            But the hearts of small children are delicate organs.  A cruel beginning in this world can twist them into curious shapes.  The heart of a hurt child can shrink so that forever afterward it is hard and pitted as the seed of a peach.  Or again, the heart of such a child may fester and swell until it is a misery to carry within the body, easily chafed and hurt by the most ordinary things.  This last is what happened to Henry Macy, who is so opposite his brother, the kindest and gentlest man in town.  He lends his wages to those who are unfortunate, and in the old days he used to care for the children whose parents were at the café on Saturday night.  But he is a shy man and he has the look of one who has a swollen heart and suffers.  Marvin Macy, however grew to be bold and fearless and cruel.  His heart turned tough as the horns of Satan, and until the time when he loved Miss Amelia he brought to his brother and the good woman who raised him shame and trouble.

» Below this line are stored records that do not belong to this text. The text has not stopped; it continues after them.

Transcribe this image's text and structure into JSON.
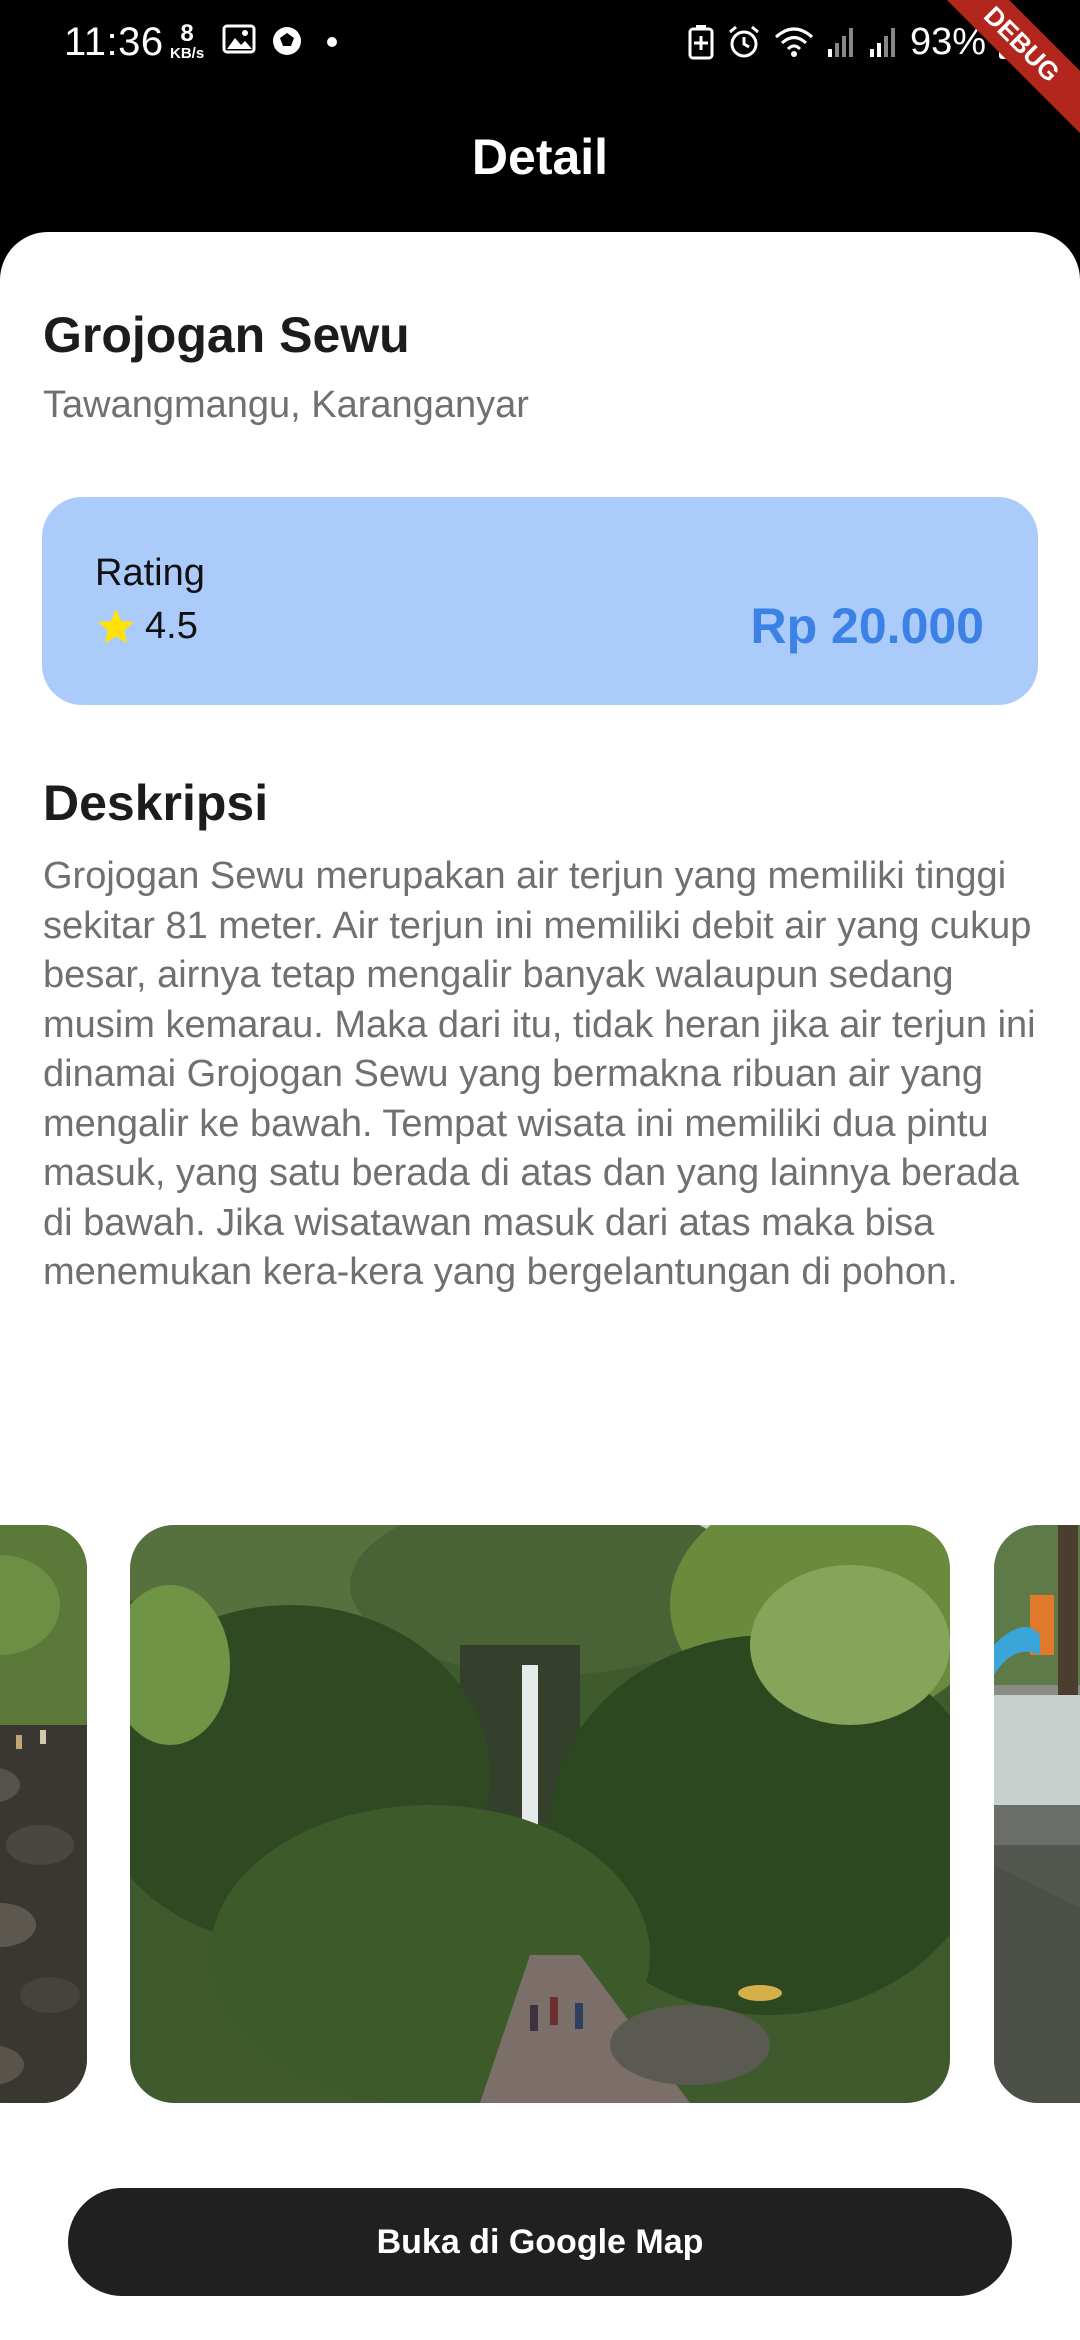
{
  "status_bar": {
    "time": "11:36",
    "net_speed_value": "8",
    "net_speed_unit": "KB/s",
    "battery_percent": "93%"
  },
  "debug_banner": "DEBUG",
  "app_bar": {
    "title": "Detail"
  },
  "place": {
    "name": "Grojogan Sewu",
    "location": "Tawangmangu, Karanganyar"
  },
  "info_card": {
    "rating_label": "Rating",
    "rating_value": "4.5",
    "price": "Rp 20.000"
  },
  "description": {
    "title": "Deskripsi",
    "text": "Grojogan Sewu merupakan air terjun yang memiliki tinggi sekitar 81 meter. Air terjun ini memiliki debit air yang cukup besar, airnya tetap mengalir banyak walaupun sedang musim kemarau. Maka dari itu, tidak heran jika air terjun ini dinamai Grojogan Sewu yang bermakna ribuan air yang mengalir ke bawah. Tempat wisata ini memiliki dua pintu masuk, yang satu berada di atas dan yang lainnya berada di bawah. Jika wisatawan masuk dari atas maka bisa menemukan kera-kera yang bergelantungan di pohon."
  },
  "button": {
    "label": "Buka di Google Map"
  },
  "colors": {
    "card_bg": "#abcbfb",
    "price": "#3c82e6",
    "button_bg": "#202020",
    "star": "#ffe20a"
  }
}
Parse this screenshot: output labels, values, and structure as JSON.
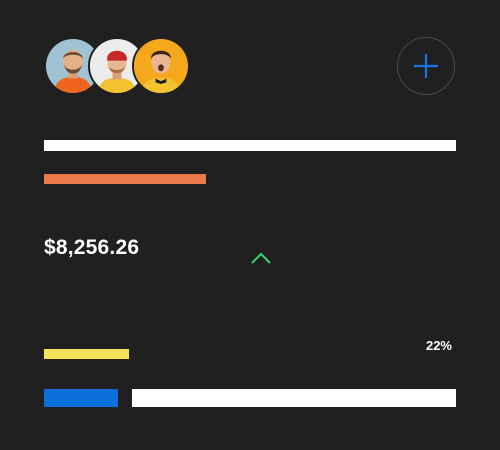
{
  "amount": "$8,256.26",
  "percent": "22%",
  "icons": {
    "add": "plus-icon",
    "trend": "chevron-up-icon"
  },
  "colors": {
    "background": "#202020",
    "orange": "#ea7a4a",
    "yellow": "#f6e35a",
    "blue": "#0a6edc",
    "trend_green": "#3bd46a",
    "plus_blue": "#1b74e4"
  },
  "progress": {
    "value_percent": 22
  }
}
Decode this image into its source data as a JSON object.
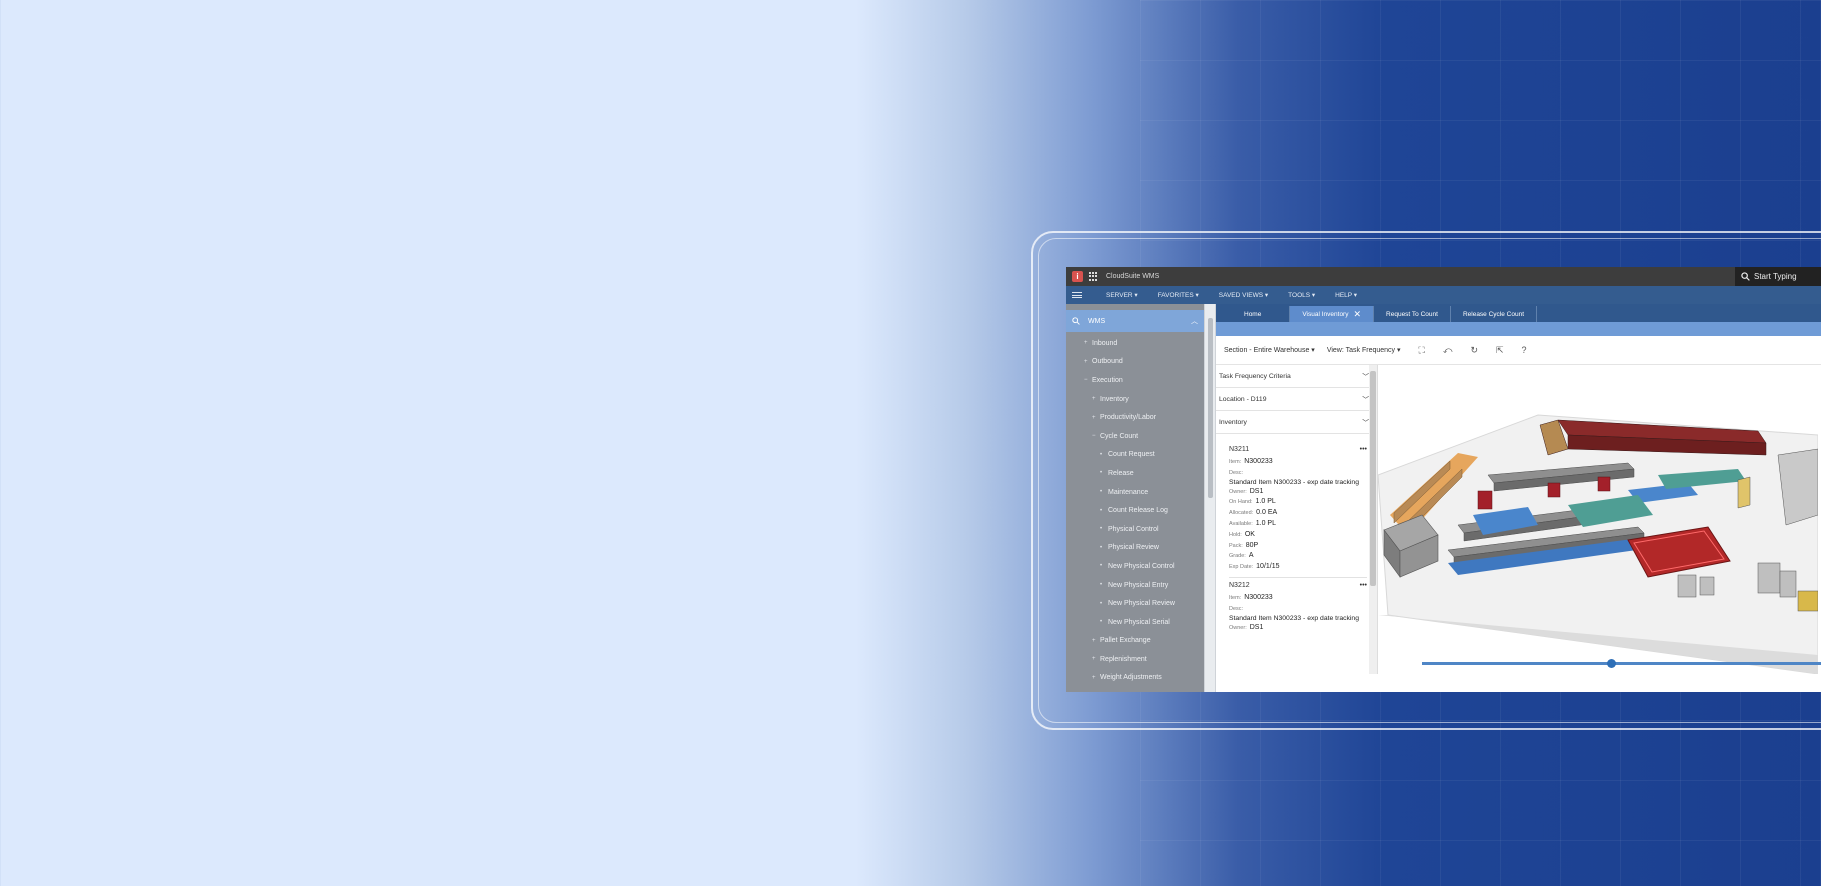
{
  "app": {
    "title": "CloudSuite WMS",
    "search_placeholder": "Start Typing"
  },
  "nav": {
    "items": [
      "SERVER ▾",
      "FAVORITES ▾",
      "SAVED VIEWS ▾",
      "TOOLS ▾",
      "HELP ▾"
    ]
  },
  "sidebar": {
    "root": "WMS",
    "items": [
      {
        "label": "Inbound",
        "level": 1,
        "marker": "+"
      },
      {
        "label": "Outbound",
        "level": 1,
        "marker": "+"
      },
      {
        "label": "Execution",
        "level": 1,
        "marker": "−"
      },
      {
        "label": "Inventory",
        "level": 2,
        "marker": "+"
      },
      {
        "label": "Productivity/Labor",
        "level": 2,
        "marker": "+"
      },
      {
        "label": "Cycle Count",
        "level": 2,
        "marker": "−"
      },
      {
        "label": "Count Request",
        "level": 3,
        "marker": "•"
      },
      {
        "label": "Release",
        "level": 3,
        "marker": "•"
      },
      {
        "label": "Maintenance",
        "level": 3,
        "marker": "•"
      },
      {
        "label": "Count Release Log",
        "level": 3,
        "marker": "•"
      },
      {
        "label": "Physical Control",
        "level": 3,
        "marker": "•"
      },
      {
        "label": "Physical Review",
        "level": 3,
        "marker": "•"
      },
      {
        "label": "New Physical Control",
        "level": 3,
        "marker": "•"
      },
      {
        "label": "New Physical Entry",
        "level": 3,
        "marker": "•"
      },
      {
        "label": "New Physical Review",
        "level": 3,
        "marker": "•"
      },
      {
        "label": "New Physical Serial",
        "level": 3,
        "marker": "•"
      },
      {
        "label": "Pallet Exchange",
        "level": 2,
        "marker": "+"
      },
      {
        "label": "Replenishment",
        "level": 2,
        "marker": "+"
      },
      {
        "label": "Weight Adjustments",
        "level": 2,
        "marker": "+"
      }
    ]
  },
  "tabs": {
    "home": "Home",
    "visual_inventory": "Visual Inventory",
    "request_to_count": "Request To Count",
    "release_cycle_count": "Release Cycle Count"
  },
  "toolbar": {
    "section": "Section - Entire Warehouse",
    "view": "View: Task Frequency"
  },
  "panel": {
    "accordions": [
      "Task Frequency Criteria",
      "Location - D119",
      "Inventory"
    ],
    "cards": [
      {
        "id": "N3211",
        "item_label": "Item:",
        "item": "N300233",
        "desc_label": "Desc:",
        "desc": "Standard Item N300233 - exp date tracking",
        "owner_label": "Owner:",
        "owner": "DS1",
        "onhand_label": "On Hand:",
        "onhand": "1.0 PL",
        "allocated_label": "Allocated:",
        "allocated": "0.0 EA",
        "available_label": "Available:",
        "available": "1.0 PL",
        "hold_label": "Hold:",
        "hold": "OK",
        "pack_label": "Pack:",
        "pack": "80P",
        "grade_label": "Grade:",
        "grade": "A",
        "expdate_label": "Exp Date:",
        "expdate": "10/1/15"
      },
      {
        "id": "N3212",
        "item_label": "Item:",
        "item": "N300233",
        "desc_label": "Desc:",
        "desc": "Standard Item N300233 - exp date tracking",
        "owner_label": "Owner:",
        "owner": "DS1"
      }
    ]
  },
  "colors": {
    "nav": "#345c8f",
    "sidebar": "#8b9097",
    "sidebar_head": "#7fa6d9",
    "active_tab": "#5e8ccc"
  }
}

But love reversed the character of Marvin Macy.   

Scene one. I was ten years old I discovered the ease of shoplifting, of slipping a chocolate bar into my pocket almost every time I walked into the milk bar, most often on an errand for my mother. 

I could blame it on the shop keeper who even then knew the way to appeal to a person’s greed was to put the chocolate boxes and quick snack sweets on the front counter. The sight of those gold covered chocolate slabs covered further with bright colours to enhance their allure. 

How could a small child with no money and no access to such delights resist once the bug had bitten? Once I knew how easy it was to steal. The cruelty was not in the milk bar man’s response when he caught me out and threatened to tell the police, choosing instead to tell my mother. 

The cruelty rested in her words: ‘I did not expect this of you’. As if in her mind I was a perfect child, incapable of such abominations, incapable of doing wrong when I knew full well I was. 

It’s an odd form of cruelty but to tell someone who relies on you that you’re disappointed in them is the cruellest form of punishment. Not only have they done the wrong thing, as indeed stealing is wrong, but they have also slipped in your esteem, and you will never be able to see them in the same light again. 

At least it was so for me with my mother. As if she could no longer trust me, nor I her. Our Garden of Eden moment.

Scene two: The look of contempt on Mother Mary John’s face when I came to school wearing a ribbon around my ponytail that was not regulation blue but a pale imitation of it. The movement in her elbow as she jerked open the drawer of her desk to reveal a long line of lost ribbons, most of which she used to punish boys who had been too noisy in class time or rough at recess. 

The way she told such a boy:’If you behave like a girl, you’ll be treated like one. And she made him stand inside an empty rubbish bin with a ribbon tied around his head and finished in a bow. She made him stand like this on the veranda outside the classroom for the length of a full class period as a warning to us all. 

Of what? 

That we should not behave like girls, which was odd when you think of it. Girls were less likely to be rough during recess though they could have been high pitch noisy. But why the rubbish bin and why the ribbon and why her disdain with me for getting my uniform wrong. The cruelty of labels and the desperate human need to order things even when such ordering can leave others in situations of abject shame.